Smog Clears Out With New California Auto Rule

With the stroke of a pen the governor of California took action that could end up drastically changing automobiles in the future.

Gov. Gray Davis signed legislation Monday requiring stricter emission standards for all new cars sold in the state beginning in 2009, a move that Davis said will help cut down on the 40 percent of carbon dioxide emissions produced by California cars and light trucks.

"If we don't begin to reduce greenhouse gases, the climate will be disruptive, the air will be fouled, and our economy will be weakened," Davis said in a bill signing along a park trail.

Though the legislation doesn't affect the big polluting vehicles like tractor-trailers and other commercial trucks, the move is likely to have a huge impact on the car of the future. California, which has the fifth largest economy in the world, is the nation's most populous state, and its residents buy 10 percent of the nation's automobiles.

California has already passed laws requiring automakers to meet stricter pollution standards for vehicles sold there. As a result, heavy smog days there are largely a problem of the past.

Many of the pollution-cutting innovations first tried in California are now used in cars driven in the other 49 states. But carmakers say cutting greenhouse gas emissions is a more difficult task.

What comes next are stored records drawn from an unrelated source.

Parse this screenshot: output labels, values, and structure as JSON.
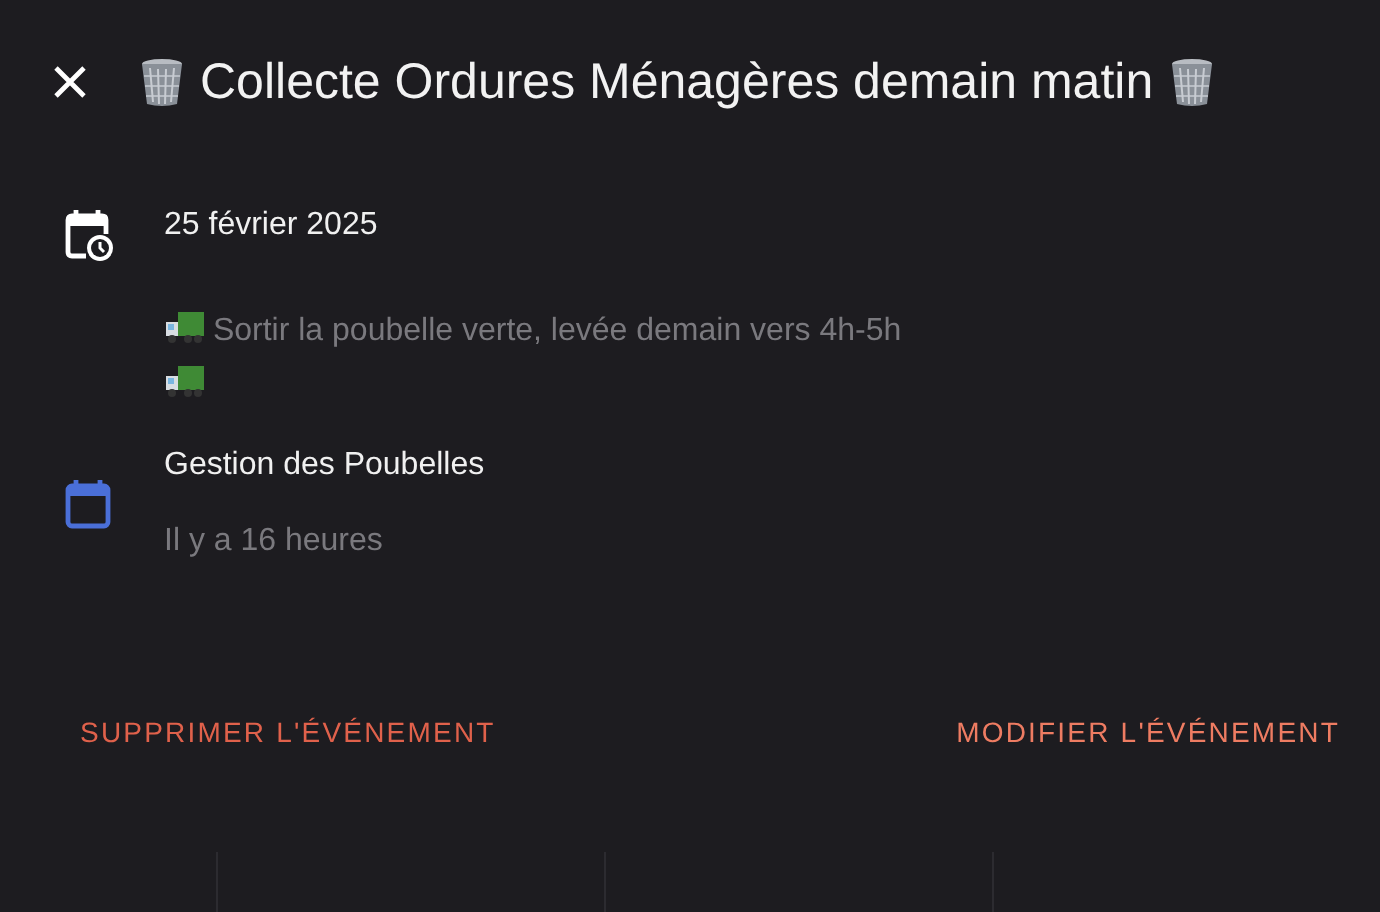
{
  "dialog": {
    "title": "Collecte Ordures Ménagères demain matin"
  },
  "date": "25 février 2025",
  "description": "Sortir la poubelle verte, levée demain vers 4h-5h",
  "calendar": {
    "name": "Gestion des Poubelles",
    "color": "#4a6fd8",
    "updated": "Il y a 16 heures"
  },
  "actions": [
    {
      "label": "SUPPRIMER L'ÉVÉNEMENT",
      "kind": "danger"
    },
    {
      "label": "MODIFIER L'ÉVÉNEMENT",
      "kind": "primary"
    }
  ]
}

The D.C.-based organization that represents car manufacturers is predicting that California residents will wake up one day and see their beloved SUVs and trucks gone.

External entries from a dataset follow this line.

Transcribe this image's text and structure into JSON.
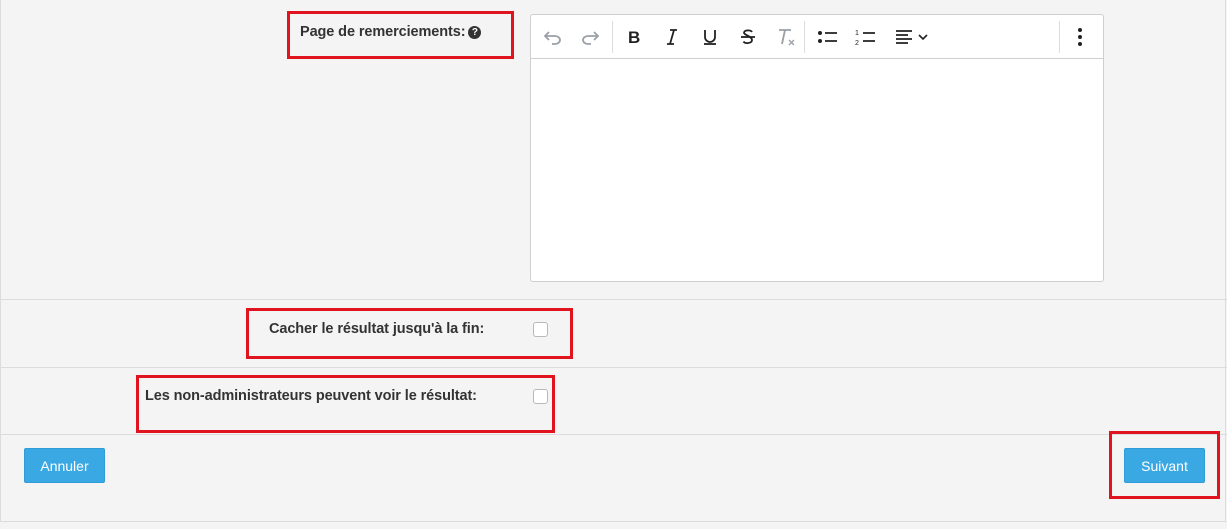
{
  "form": {
    "thank_you_label": "Page de remerciements:",
    "help_glyph": "?",
    "hide_result_label": "Cacher le résultat jusqu'à la fin:",
    "non_admin_label": "Les non-administrateurs peuvent voir le résultat:"
  },
  "editor": {
    "content": "",
    "toolbar": [
      "undo-icon",
      "redo-icon",
      "bold-icon",
      "italic-icon",
      "underline-icon",
      "strikethrough-icon",
      "clear-format-icon",
      "bullet-list-icon",
      "numbered-list-icon",
      "align-left-icon",
      "more-icon"
    ]
  },
  "checkboxes": {
    "hide_result_checked": false,
    "non_admin_checked": false
  },
  "buttons": {
    "cancel_label": "Annuler",
    "next_label": "Suivant"
  },
  "colors": {
    "accent": "#3aa8e3",
    "highlight": "#e0141e",
    "background": "#f4f4f4"
  }
}
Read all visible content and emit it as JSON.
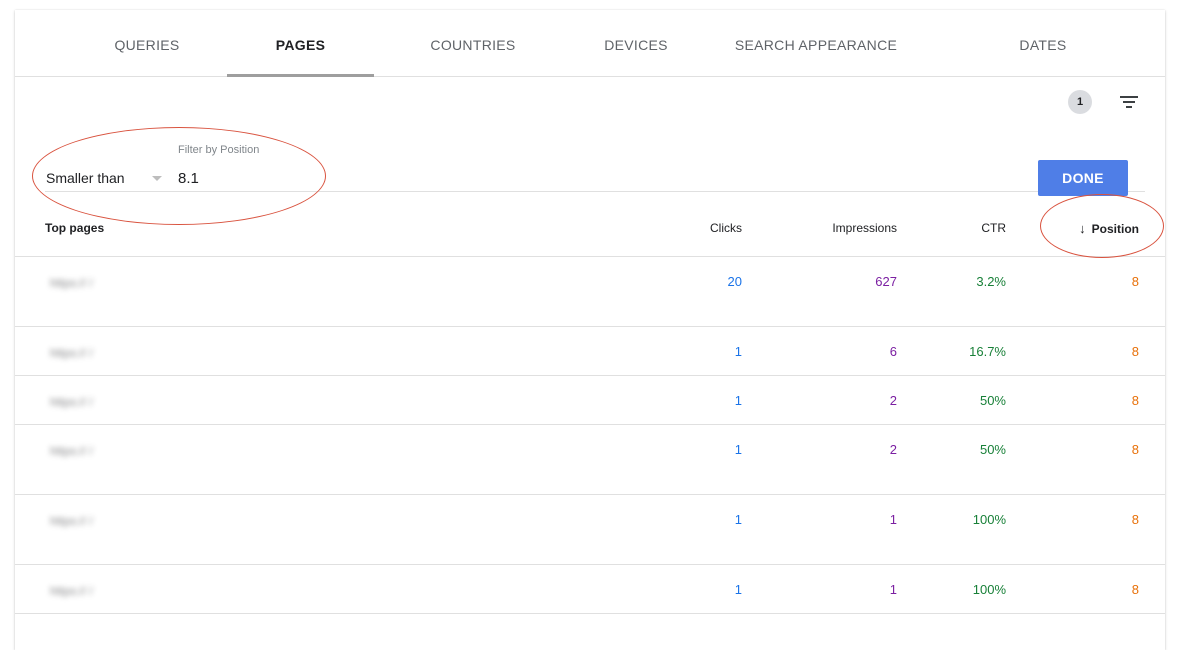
{
  "tabs": [
    {
      "label": "QUERIES",
      "active": false
    },
    {
      "label": "PAGES",
      "active": true
    },
    {
      "label": "COUNTRIES",
      "active": false
    },
    {
      "label": "DEVICES",
      "active": false
    },
    {
      "label": "SEARCH APPEARANCE",
      "active": false
    },
    {
      "label": "DATES",
      "active": false
    }
  ],
  "toolbar": {
    "filter_count": "1",
    "filter_icon": "filter-list-icon"
  },
  "filter": {
    "label": "Filter by Position",
    "operator": "Smaller than",
    "value": "8.1",
    "done_label": "DONE"
  },
  "table": {
    "headers": {
      "page": "Top pages",
      "clicks": "Clicks",
      "impressions": "Impressions",
      "ctr": "CTR",
      "position": "Position",
      "sort_icon": "arrow-down-icon"
    },
    "rows": [
      {
        "url": "https://                                                                        /",
        "clicks": "20",
        "impressions": "627",
        "ctr": "3.2%",
        "position": "8"
      },
      {
        "url": "https://                                              /",
        "clicks": "1",
        "impressions": "6",
        "ctr": "16.7%",
        "position": "8"
      },
      {
        "url": "https://                                                   /",
        "clicks": "1",
        "impressions": "2",
        "ctr": "50%",
        "position": "8"
      },
      {
        "url": "https://                                                                         /",
        "clicks": "1",
        "impressions": "2",
        "ctr": "50%",
        "position": "8"
      },
      {
        "url": "https://                                                                      /",
        "clicks": "1",
        "impressions": "1",
        "ctr": "100%",
        "position": "8"
      },
      {
        "url": "https://                                                           /",
        "clicks": "1",
        "impressions": "1",
        "ctr": "100%",
        "position": "8"
      }
    ]
  },
  "colors": {
    "clicks": "#1a73e8",
    "impressions": "#7b1fa2",
    "ctr": "#188038",
    "position": "#e8710a",
    "done_button": "#4f7ee7",
    "annotation": "#d9533f"
  }
}
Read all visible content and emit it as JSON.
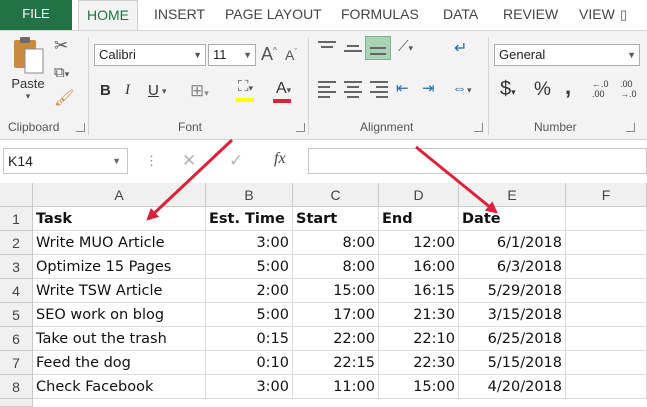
{
  "ribbon_tabs": [
    "FILE",
    "HOME",
    "INSERT",
    "PAGE LAYOUT",
    "FORMULAS",
    "DATA",
    "REVIEW",
    "VIEW"
  ],
  "active_tab": "HOME",
  "clipboard": {
    "paste_label": "Paste",
    "group_label": "Clipboard"
  },
  "font": {
    "name": "Calibri",
    "size": "11",
    "group_label": "Font",
    "bold": "B",
    "italic": "I",
    "underline": "U",
    "grow": "A",
    "shrink": "A",
    "font_color": "A"
  },
  "alignment": {
    "group_label": "Alignment"
  },
  "number": {
    "format": "General",
    "currency": "$",
    "percent": "%",
    "comma": ",",
    "group_label": "Number",
    "inc_decimal": "←.0 .00",
    "dec_decimal": ".00 →.0"
  },
  "formula_bar": {
    "name_box": "K14",
    "fx_label": "fx",
    "cancel": "✕",
    "enter": "✓",
    "formula": ""
  },
  "sheet": {
    "columns": [
      "A",
      "B",
      "C",
      "D",
      "E",
      "F"
    ],
    "rows": [
      {
        "num": "1",
        "cells": [
          "Task",
          "Est. Time",
          "Start",
          "End",
          "Date",
          ""
        ]
      },
      {
        "num": "2",
        "cells": [
          "Write MUO Article",
          "3:00",
          "8:00",
          "12:00",
          "6/1/2018",
          ""
        ]
      },
      {
        "num": "3",
        "cells": [
          "Optimize 15 Pages",
          "5:00",
          "8:00",
          "16:00",
          "6/3/2018",
          ""
        ]
      },
      {
        "num": "4",
        "cells": [
          "Write TSW Article",
          "2:00",
          "15:00",
          "16:15",
          "5/29/2018",
          ""
        ]
      },
      {
        "num": "5",
        "cells": [
          "SEO work on blog",
          "5:00",
          "17:00",
          "21:30",
          "3/15/2018",
          ""
        ]
      },
      {
        "num": "6",
        "cells": [
          "Take out the trash",
          "0:15",
          "22:00",
          "22:10",
          "6/25/2018",
          ""
        ]
      },
      {
        "num": "7",
        "cells": [
          "Feed the dog",
          "0:10",
          "22:15",
          "22:30",
          "5/15/2018",
          ""
        ]
      },
      {
        "num": "8",
        "cells": [
          "Check Facebook",
          "3:00",
          "11:00",
          "15:00",
          "4/20/2018",
          ""
        ]
      }
    ]
  },
  "colors": {
    "excel_green": "#217346",
    "annotation_arrow": "#e0203a",
    "font_color_bar": "#e0203a",
    "fill_color_bar": "#ffff00"
  }
}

"With this legislation in place, it is very likely that some of those vehicles would become unavailable to California consumers. So the California consumers are not going to have the same vehicle choices that people in the rest of the country have," said Josephine Cooper, CEO of the Alliance for Automobile Manufacturers.

But the clean air activists who helped to write the California legislation say they have heard these complaints from carmakers before.

"The automakers have been crying wolf for many years now. Seatbelts, airbags, catalytic converters, I mean every single time there's been a major single advance in the technology they scream and yell. They testify before Congress that we're gonna go bankrupt if you do this to us. It couldn't be more false," said Russell Long, executive director of the Bluewater Group, a national environmental organization based in San Francisco.

Automakers have threatened to sue to have the legislation overturned or to try to force the issue as a ballot initiative this fall, but activists are betting that carmakers won't pass up 10 percent of the marketplace, and will eventually decide it's easier to make one car that meets California standards than one car for California and another car for all the other consumers.